Hadoop is the closest thing available to enterprise-grade big data analytics. Image source
Currently there is no user friendly, on-demand and easily implementable enterprise data modeling system. There are many ways to tackle the big data noise, however, but many data models hit common obstacles including not being able to scale accordingly or organize the data in a sensible way, and still fewer work with existing analytics platforms and CRM information.
Just having the data is no longer enough. Making it accessible and understandable to everyone is the challenge today’s modeling apps have to fix.
And finally, let’s face it, we’re only beginning to scratch the surface of what’s out there. And yet it keeps growing and growing. Costs go down, availability of information goes up. Despite all its lucrative potential, big data can’t replace people. When insights are gleaned from data scientists, they’re passed on to managers and then employees. If there’s not a process in place to better understand and leverage the information you continue to gain, it’s practically worthless.
The bottom line with using big data to better understand your customers is that there’s a lot of expectations of what it can or cannot do. With such a wave looming overhead, it’s easy to want to stand back and wait. But just as the internet itself was once looked at as being “just a fad”, so too is big data poised to completely change what we know about our audience.

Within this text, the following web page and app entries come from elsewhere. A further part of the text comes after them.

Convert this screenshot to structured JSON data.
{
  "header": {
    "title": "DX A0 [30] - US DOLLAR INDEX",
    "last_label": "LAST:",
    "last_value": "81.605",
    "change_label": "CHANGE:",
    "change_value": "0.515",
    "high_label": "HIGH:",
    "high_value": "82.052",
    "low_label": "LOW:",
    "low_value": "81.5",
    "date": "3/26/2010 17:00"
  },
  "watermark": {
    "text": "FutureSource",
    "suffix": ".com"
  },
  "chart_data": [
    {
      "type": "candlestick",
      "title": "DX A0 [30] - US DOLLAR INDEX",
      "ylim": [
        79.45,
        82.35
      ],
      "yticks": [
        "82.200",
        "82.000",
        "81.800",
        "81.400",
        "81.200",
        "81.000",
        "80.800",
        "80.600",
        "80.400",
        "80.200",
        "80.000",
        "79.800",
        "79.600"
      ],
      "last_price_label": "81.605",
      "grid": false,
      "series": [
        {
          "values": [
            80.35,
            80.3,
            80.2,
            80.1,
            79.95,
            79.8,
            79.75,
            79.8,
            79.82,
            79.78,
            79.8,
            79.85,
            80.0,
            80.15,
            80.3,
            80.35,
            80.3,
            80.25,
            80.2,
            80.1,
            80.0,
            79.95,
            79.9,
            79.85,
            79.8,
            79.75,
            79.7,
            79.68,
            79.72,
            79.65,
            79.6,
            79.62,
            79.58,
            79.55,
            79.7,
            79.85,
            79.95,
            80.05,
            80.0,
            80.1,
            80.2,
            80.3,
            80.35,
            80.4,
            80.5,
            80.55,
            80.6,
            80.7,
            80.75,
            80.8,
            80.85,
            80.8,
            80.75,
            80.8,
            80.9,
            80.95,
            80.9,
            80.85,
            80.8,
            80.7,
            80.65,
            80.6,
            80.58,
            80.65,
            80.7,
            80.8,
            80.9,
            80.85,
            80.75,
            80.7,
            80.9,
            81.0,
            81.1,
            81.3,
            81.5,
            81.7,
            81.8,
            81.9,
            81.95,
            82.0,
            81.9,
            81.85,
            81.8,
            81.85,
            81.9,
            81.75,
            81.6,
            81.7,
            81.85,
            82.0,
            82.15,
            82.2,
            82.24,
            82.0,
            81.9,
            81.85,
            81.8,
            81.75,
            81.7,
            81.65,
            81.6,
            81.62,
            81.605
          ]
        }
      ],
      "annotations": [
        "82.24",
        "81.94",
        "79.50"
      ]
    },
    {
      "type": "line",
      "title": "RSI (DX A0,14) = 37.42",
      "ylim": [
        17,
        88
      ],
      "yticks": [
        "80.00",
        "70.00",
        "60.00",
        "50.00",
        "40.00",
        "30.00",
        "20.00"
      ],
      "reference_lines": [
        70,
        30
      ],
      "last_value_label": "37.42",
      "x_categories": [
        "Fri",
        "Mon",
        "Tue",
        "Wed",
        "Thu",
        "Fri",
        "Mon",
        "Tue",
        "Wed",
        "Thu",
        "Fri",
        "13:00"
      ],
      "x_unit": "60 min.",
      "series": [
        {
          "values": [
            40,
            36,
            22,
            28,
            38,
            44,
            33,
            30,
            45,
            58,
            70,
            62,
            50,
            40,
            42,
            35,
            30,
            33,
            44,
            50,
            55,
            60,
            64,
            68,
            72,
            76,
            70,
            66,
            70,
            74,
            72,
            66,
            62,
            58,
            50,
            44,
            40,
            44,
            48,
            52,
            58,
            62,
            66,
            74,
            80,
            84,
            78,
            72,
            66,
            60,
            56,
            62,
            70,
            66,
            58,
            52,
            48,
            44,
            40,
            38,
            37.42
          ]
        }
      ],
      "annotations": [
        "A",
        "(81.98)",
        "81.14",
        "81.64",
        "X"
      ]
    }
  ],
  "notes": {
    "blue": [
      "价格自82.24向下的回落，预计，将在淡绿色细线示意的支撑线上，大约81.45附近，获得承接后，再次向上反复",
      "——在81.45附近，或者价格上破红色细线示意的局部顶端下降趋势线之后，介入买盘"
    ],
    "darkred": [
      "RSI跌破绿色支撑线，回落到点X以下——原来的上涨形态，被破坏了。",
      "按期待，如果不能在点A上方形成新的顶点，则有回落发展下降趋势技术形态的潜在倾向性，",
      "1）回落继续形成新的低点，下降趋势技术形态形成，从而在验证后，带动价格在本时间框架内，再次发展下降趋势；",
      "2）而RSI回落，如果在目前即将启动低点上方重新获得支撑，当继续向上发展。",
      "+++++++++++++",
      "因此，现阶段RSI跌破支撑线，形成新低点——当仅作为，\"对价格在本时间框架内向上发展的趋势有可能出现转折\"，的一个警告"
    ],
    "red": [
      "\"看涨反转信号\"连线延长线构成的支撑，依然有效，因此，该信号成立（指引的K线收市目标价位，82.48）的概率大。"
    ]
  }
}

Being able to turn this information into insight is a challenge – but one worth tackling. We all know what happens when there’s a rush to implement without a goal in mind. Knowing the issues ahead of time can help you plan out a strategy that takes all of these points into consideration as you all work together toward a common goal – making sure every customer is exceedingly satisfied, again and again.
What are Your Thoughts on Using Big Data to Better Understand Customers?
Do you think big data is still in its infancy with regard to its use in customer analytics? Or do you think we simply lack the tools and understanding to make the most of it? What tools are you currently using to make sense of the data you collect? Share your thoughts and comments with us below.
About the Author: Sherice Jacob helps business owners improve website design and increase conversion rates through compelling copywriting, user-friendly design and smart analytics analysis. Learn more at iElectrify.com and download your free web copy tune-up and conversion checklist today!
Green Bay Packers Rumors: Aaron Rodgers Breaks Silence About His Brother Jordan Appearing On 'The Bachelorette' [VIDEO]
Aaron Rodgers has broken his silence over his brother, Jordan. The quarterback, who apparently has a slight rift with his brother, broke his silence
It is notorious for its role in the expansion and continuation of American slavery, and for its adverse health effects. The latter includes cardiovascular disease and various cancers, including lung cancer, the most common malignancy, underlying millions of deaths each year.
Health officials, attorneys, and activists have spent decades targeting its industrial cultivators in an effort to limit its advertising and sale, particularly to minors.
We are talking about tobacco. If at a frust